We searched PubMed using keywords “bullous pemphigoid” and “pemphigus vulgaris”, targeting recent studies and review articles in the past 10 years. We consulted the British Association of Dermatology guidelines as well as the European Society of Dermatology and Venereology guidelines. In appraising the strength of the evidence, we referred to the Cochrane Library.
Education into practice
Would you consider autoimmune diseases when confronted with a blistering rash?
When should the generalist refer urgently to a dermatology clinic?
What is the role for shared care between specialists and GPs for long term stable patients on systemic immunosuppressant therapy?
How the non-specialist can help
Refer patients with widespread blistering suspected of having bullous pemphigoid or pemphigus vulgaris urgently to the dermatologist. Consider calling your local dermatology department to discuss the possibility of hospital admission
After discussion with a dermatologist, be prepared to initiate oral corticosteroids in those strongly suspected to have either bullous pemphigoid or pemphigus vulgaris while awaiting a formal review

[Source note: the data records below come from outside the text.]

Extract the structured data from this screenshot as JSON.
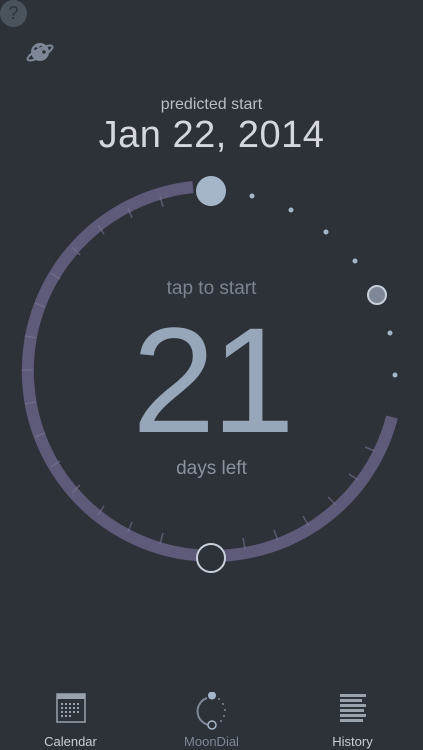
{
  "header": {
    "subtitle": "predicted start",
    "date": "Jan 22, 2014",
    "help_glyph": "?"
  },
  "dial": {
    "tap_text": "tap to start",
    "days_left": "21",
    "days_label": "days left",
    "ring_color": "#5e5a79",
    "knob_color": "#a6b6c9",
    "accent": "#98a6b9"
  },
  "icons": {
    "theme": "planet-palette-icon",
    "help": "question-icon"
  },
  "tabs": [
    {
      "label": "Calendar",
      "icon": "calendar-icon",
      "active": false
    },
    {
      "label": "MoonDial",
      "icon": "moondial-icon",
      "active": true
    },
    {
      "label": "History",
      "icon": "history-icon",
      "active": false
    }
  ]
}
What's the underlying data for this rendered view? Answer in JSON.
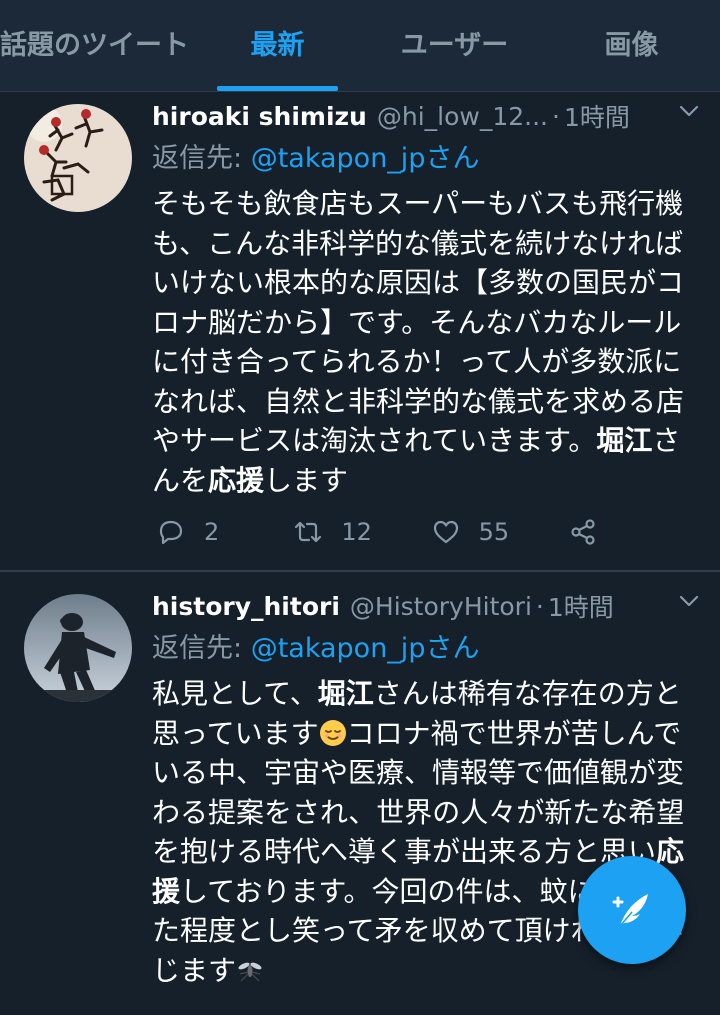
{
  "tabs": [
    {
      "label": "話題のツイート",
      "active": false
    },
    {
      "label": "最新",
      "active": true
    },
    {
      "label": "ユーザー",
      "active": false
    },
    {
      "label": "画像",
      "active": false
    }
  ],
  "tweets": [
    {
      "name": "hiroaki shimizu",
      "handle": "@hi_low_12...",
      "separator": "·",
      "time": "1時間",
      "reply_prefix": "返信先:",
      "reply_mention": "@takapon_jpさん",
      "body_segments": [
        {
          "text": "そもそも飲食店もスーパーもバスも飛行機も、こんな非科学的な儀式を続けなければいけない根本的な原因は【多数の国民がコロナ脳だから】です。そんなバカなルールに付き合ってられるか！って人が多数派になれば、自然と非科学的な儀式を求める店やサービスは淘汰されていきます。",
          "bold": false
        },
        {
          "text": "堀江",
          "bold": true
        },
        {
          "text": "さんを",
          "bold": false
        },
        {
          "text": "応援",
          "bold": true
        },
        {
          "text": "します",
          "bold": false
        }
      ],
      "replies": "2",
      "retweets": "12",
      "likes": "55"
    },
    {
      "name": "history_hitori",
      "handle": "@HistoryHitori",
      "separator": "·",
      "time": "1時間",
      "reply_prefix": "返信先:",
      "reply_mention": "@takapon_jpさん",
      "body_segments": [
        {
          "text": "私見として、",
          "bold": false
        },
        {
          "text": "堀江",
          "bold": true
        },
        {
          "text": "さんは稀有な存在の方と思っています",
          "bold": false
        },
        {
          "text": "コロナ禍で世界が苦しんでいる中、宇宙や医療、情報等で価値観が変わる提案をされ、世界の人々が新たな希望を抱ける時代へ導く事が出来る方と思い",
          "bold": false
        },
        {
          "text": "応援",
          "bold": true
        },
        {
          "text": "しております。今回の件は、蚊に刺された程度とし笑って矛を収めて頂ければと存じます",
          "bold": false
        }
      ]
    }
  ],
  "icons": {
    "chevron": "chevron-down-icon",
    "reply": "reply-icon",
    "retweet": "retweet-icon",
    "like": "heart-icon",
    "share": "share-icon",
    "compose": "compose-feather-icon",
    "emoji_relieved": "relieved-face-emoji",
    "emoji_mosquito": "mosquito-emoji"
  },
  "colors": {
    "background": "#15202b",
    "tab_bar": "#1c2938",
    "accent": "#1da1f2",
    "secondary_text": "#8899a6"
  }
}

Prescribe adequate quantities of potent topical corticosteroids on an ongoing basis for those with limited skin disease. Their use in extensive disease may be limited by practical factors (such as ability of patient or availability of carer to apply the treatment), and they may be associated with systemic absorption and adverse events
Monitor patients taking oral corticosteroids long term for side effects by checking weight, blood pressure, and urine dipstick (for glucose) and review the risks of bone density loss
Report any adverse events to the dermatologist where appropriate and any process for reporting adverse drug reactions (such as the MHRA yellow card scheme)
Ensure compatibility with other concomitant medication and highlight any systemic medication on the patient’s electronic medical record in order to avoid any drug interactions
Ensure patients taking immunosuppressants are offered annual flu vaccination and a once-only pneumoccoal vaccination
Ensure female patients taking immunosuppressants are up to date with their cervical screening
How patients were involved with the creation of this article
No patients were involved in the creation of this article.
Contributors: MK and AMA both contributed to the concept and design of the review. MK created the first draft and AMA revised the content and approved the final version to be published. Both authors act as guarantors
Competing interests: We have read and understood the BMJ Group policy on declaration of interests and we have nothing to declare.
Provenance and peer review: Not commissioned; externally peer reviewed.